In some places, new Sino-Japanese communities and spaces formed from these intimate encounters. In Hokkaidō, according to a 1930 report, there were 37 mixed couples; 17 of the husbands were from Fujian (mainly from the Fuqing/Gaoshan area), and 14 of them were peddlers (another had entered Japan as a peddler but had shifted to running a restaurant). The information refers mainly to Hakodate, one of the original treaty ports opened under the 1858 Ansei Treaties. Chinese traders had quickly moved there, and by 1910 had hired carpenters, plasterers, and sculptors from Shanghai to construct a completely Qing-style community hall. In the 1910s-20s, peddlers and traders from Fuqing constituted the leading group in both Hokkaidō and Karafuto, the colony to its north.
Some of the men identified in the report had come to Japan in the 1890s, but most had arrived in the 1910s and 1920s. One man had been born in Hokkaidō as the illegitimate child of a Japanese mother, been adopted by a Chinese man and taken to China at the age of seven; and returned to Hokkaidō after completing three years of elementary schooling. Several couples had been together for decades.

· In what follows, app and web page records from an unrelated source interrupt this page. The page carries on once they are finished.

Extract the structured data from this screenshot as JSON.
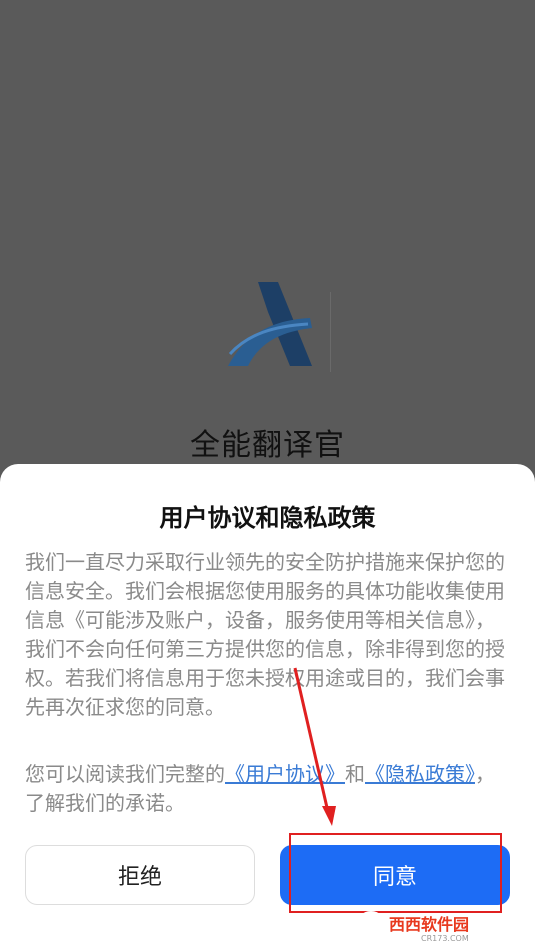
{
  "app": {
    "name": "全能翻译官"
  },
  "dialog": {
    "title": "用户协议和隐私政策",
    "body": "我们一直尽力采取行业领先的安全防护措施来保护您的信息安全。我们会根据您使用服务的具体功能收集使用信息《可能涉及账户，设备，服务使用等相关信息》， 我们不会向任何第三方提供您的信息，除非得到您的授权。若我们将信息用于您未授权用途或目的，我们会事先再次征求您的同意。",
    "links_prefix": "您可以阅读我们完整的",
    "user_agreement_link": "《用户协议》",
    "links_conjunction": "和",
    "privacy_policy_link": "《隐私政策》",
    "links_suffix": "，了解我们的承诺。",
    "refuse_label": "拒绝",
    "agree_label": "同意"
  },
  "watermark": {
    "text": "西西软件园",
    "subtext": "CR173.COM"
  },
  "colors": {
    "primary": "#1d6cf5",
    "link": "#3a7bd5",
    "annotation": "#e02020",
    "overlay": "#5a5a5a"
  },
  "icons": {
    "logo": "app-logo-icon"
  }
}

This report also provides information about the number and age of each couple’s children and their children’s household registration status, and whether or not the women had given up their Japanese nationality (most had not, and one who had wanted to recover it). It indicates whether or not the couples met through someone’s intercession (there were both Chinese and Japanese intermediaries); whether or not the women’s parents had given their permission for the marriages (some who had not changed their minds when children were born); and, in three cases, whether or not the wives intended to accompany their husbands should they return to China (two said they would and one said she would not).
As important, the report includes entries on the families’ financial situations. Among those identified as active peddlers, one was listed as having no assets (this was a Chinese noodle peddler rather than a cloth or sundry goods peddler), one had assets of 600 yen, five had assets ranging from 700 to 800 yen, and two had assets ranging from 1,800 to 2,000 yen. (The family with 1,800 yen were also helping to raise the children of another Sino-Japanese couple.) As the report noted next to the entry for one couple with 700-800 yen in assets, “They are experiencing no financial trouble in their daily lives.”
The survey also indicated that three of the men from Fuqing had “main wives” (honsai) in addition to their local Japanese wives (two of these wives were in Fuqing while one was in Osaka). One of them, Lin Xiaoxin, had been married 20 years to his Japanese wife in Hokkaidō, with whom he had children. In these cases, at least (as well as in a few cases involving men from places other than Fuqing recorded in the report), the existence of the men’s “main wives” was not concealed from their Japanese partners.
Although the report was presented as "a resource to assist future protection and control" in order to avoid the problems that arose when Chinese cloth peddlers "seduce our innocent women with sweet talk, marry and live with them, or take them back to their country where they are exploited and abused," the actual information on human relationships it contains strongly resists accommodation to such a narrative framework. Nonetheless, this narrative carried great weight in the evolution of Sino-Japanese intimacies and Sino-Japanese relations during the imperial era.